(Stored records)
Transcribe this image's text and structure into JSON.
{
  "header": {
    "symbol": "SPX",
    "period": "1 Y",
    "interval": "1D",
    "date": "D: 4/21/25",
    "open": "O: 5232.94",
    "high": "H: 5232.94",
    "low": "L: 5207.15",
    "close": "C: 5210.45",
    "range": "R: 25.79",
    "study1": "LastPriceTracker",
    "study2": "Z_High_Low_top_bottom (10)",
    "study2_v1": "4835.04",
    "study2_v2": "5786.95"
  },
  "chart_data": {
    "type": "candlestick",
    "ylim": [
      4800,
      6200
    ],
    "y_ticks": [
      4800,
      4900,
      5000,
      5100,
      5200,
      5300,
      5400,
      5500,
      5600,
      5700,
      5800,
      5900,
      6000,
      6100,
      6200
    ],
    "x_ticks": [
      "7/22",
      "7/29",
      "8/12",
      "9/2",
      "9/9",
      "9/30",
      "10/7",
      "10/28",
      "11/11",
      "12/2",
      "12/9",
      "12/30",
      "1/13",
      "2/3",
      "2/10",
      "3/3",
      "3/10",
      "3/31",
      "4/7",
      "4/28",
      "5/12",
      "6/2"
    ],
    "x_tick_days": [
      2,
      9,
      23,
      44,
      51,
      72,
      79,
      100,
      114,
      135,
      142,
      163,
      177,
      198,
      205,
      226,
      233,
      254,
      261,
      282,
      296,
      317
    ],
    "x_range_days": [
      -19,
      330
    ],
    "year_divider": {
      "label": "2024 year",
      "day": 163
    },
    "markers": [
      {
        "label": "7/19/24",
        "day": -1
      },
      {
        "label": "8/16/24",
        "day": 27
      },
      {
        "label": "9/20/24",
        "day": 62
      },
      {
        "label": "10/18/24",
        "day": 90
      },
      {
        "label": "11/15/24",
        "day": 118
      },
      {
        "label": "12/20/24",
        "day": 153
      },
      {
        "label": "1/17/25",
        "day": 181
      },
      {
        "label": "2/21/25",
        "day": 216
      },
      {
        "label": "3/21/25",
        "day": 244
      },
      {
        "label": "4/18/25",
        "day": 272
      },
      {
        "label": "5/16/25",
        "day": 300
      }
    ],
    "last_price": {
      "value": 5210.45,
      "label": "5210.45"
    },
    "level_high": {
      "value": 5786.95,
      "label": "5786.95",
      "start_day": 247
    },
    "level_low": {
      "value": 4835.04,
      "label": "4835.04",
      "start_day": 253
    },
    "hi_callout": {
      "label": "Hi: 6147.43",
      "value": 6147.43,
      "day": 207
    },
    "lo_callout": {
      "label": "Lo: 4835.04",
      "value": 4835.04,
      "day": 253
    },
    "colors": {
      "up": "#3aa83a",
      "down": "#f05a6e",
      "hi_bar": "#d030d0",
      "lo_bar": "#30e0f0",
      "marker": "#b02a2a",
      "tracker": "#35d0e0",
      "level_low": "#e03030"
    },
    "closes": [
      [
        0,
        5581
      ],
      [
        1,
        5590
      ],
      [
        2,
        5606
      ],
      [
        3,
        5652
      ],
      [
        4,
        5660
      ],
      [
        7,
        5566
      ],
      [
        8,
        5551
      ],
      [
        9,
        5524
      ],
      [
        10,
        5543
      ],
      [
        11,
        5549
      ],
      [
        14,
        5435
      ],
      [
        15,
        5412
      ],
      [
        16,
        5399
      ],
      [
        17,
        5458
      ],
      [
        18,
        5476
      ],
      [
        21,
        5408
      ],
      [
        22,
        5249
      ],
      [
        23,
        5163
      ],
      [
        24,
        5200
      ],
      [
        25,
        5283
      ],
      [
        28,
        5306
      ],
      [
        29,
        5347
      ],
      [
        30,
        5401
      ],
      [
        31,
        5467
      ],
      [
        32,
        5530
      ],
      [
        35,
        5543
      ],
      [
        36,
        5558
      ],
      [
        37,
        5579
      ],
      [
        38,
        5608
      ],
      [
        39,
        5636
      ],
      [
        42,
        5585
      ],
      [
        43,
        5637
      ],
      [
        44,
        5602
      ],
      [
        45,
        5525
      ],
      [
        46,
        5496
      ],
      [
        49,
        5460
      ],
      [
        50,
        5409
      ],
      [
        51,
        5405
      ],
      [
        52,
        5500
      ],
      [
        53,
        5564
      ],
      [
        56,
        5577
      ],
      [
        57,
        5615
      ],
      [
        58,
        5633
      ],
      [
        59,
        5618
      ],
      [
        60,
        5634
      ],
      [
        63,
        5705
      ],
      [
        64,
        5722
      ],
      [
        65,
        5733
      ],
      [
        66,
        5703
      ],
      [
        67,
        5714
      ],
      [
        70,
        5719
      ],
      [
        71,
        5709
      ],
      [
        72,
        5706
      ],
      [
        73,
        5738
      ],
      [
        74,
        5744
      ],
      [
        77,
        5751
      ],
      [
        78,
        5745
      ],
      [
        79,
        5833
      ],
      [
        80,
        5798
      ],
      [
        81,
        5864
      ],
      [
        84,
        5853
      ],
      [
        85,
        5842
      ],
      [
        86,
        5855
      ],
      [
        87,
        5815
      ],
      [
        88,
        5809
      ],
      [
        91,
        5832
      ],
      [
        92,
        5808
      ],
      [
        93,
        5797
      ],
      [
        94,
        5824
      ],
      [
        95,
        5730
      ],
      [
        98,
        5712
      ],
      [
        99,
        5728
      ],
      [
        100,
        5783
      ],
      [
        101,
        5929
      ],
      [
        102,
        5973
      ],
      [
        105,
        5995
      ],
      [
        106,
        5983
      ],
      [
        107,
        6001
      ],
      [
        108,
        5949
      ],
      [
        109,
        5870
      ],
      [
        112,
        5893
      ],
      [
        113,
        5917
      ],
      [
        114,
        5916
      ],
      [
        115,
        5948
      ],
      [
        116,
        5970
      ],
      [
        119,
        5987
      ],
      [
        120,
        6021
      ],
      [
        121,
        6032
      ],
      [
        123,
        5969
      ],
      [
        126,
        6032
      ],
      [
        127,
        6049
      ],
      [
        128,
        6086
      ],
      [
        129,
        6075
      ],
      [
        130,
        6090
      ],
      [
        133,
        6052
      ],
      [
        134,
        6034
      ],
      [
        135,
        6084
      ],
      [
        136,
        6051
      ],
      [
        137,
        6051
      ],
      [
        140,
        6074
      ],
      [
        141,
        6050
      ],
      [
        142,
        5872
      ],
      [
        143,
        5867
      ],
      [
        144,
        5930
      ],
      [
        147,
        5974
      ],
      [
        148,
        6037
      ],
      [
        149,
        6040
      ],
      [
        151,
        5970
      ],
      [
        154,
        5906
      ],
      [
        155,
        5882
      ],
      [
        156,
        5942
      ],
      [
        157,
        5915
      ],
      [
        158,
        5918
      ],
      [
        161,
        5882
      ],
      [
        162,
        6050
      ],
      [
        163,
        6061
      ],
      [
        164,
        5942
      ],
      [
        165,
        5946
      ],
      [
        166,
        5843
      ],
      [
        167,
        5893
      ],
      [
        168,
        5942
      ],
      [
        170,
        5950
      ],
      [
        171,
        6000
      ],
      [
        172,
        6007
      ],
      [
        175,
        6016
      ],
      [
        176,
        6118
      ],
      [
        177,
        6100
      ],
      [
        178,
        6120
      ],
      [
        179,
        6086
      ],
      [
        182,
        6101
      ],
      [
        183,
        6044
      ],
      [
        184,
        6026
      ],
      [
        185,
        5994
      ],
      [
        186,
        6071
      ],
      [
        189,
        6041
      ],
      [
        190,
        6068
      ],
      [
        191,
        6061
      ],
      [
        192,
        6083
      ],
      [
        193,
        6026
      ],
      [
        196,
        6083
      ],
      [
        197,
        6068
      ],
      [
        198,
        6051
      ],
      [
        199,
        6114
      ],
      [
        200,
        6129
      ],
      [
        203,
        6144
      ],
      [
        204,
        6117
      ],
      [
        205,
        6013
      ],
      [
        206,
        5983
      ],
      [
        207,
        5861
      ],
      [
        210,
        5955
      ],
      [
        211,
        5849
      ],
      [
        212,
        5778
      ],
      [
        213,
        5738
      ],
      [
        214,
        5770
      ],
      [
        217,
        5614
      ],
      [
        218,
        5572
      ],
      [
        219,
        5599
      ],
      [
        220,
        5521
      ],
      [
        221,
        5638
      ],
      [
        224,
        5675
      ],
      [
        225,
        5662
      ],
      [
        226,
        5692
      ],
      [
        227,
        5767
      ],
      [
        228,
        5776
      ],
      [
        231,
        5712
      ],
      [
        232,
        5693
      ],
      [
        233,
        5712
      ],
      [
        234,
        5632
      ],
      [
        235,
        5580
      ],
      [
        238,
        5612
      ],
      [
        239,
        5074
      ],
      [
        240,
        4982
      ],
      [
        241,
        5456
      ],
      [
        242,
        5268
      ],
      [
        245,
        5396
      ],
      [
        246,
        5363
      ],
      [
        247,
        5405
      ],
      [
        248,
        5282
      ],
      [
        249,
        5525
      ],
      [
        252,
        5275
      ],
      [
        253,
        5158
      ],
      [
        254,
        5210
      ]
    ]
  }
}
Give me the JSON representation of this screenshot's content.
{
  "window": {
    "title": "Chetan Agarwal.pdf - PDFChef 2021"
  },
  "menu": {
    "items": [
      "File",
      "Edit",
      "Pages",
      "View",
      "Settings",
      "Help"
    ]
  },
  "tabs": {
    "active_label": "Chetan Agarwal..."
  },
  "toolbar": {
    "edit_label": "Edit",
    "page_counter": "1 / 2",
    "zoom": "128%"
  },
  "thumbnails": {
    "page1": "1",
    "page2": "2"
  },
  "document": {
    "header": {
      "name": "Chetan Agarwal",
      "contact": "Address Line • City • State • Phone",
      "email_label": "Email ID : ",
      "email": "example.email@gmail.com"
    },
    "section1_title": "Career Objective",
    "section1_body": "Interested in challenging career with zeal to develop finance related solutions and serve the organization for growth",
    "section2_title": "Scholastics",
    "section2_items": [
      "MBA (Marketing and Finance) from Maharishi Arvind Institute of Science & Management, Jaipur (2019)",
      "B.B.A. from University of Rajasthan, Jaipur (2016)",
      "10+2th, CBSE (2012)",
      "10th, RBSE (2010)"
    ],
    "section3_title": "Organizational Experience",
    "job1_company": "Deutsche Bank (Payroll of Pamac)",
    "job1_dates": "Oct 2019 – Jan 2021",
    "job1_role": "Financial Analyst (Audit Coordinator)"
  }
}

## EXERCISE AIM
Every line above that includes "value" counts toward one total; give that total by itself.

## OUTPUT FOR THIS EXERCISE
5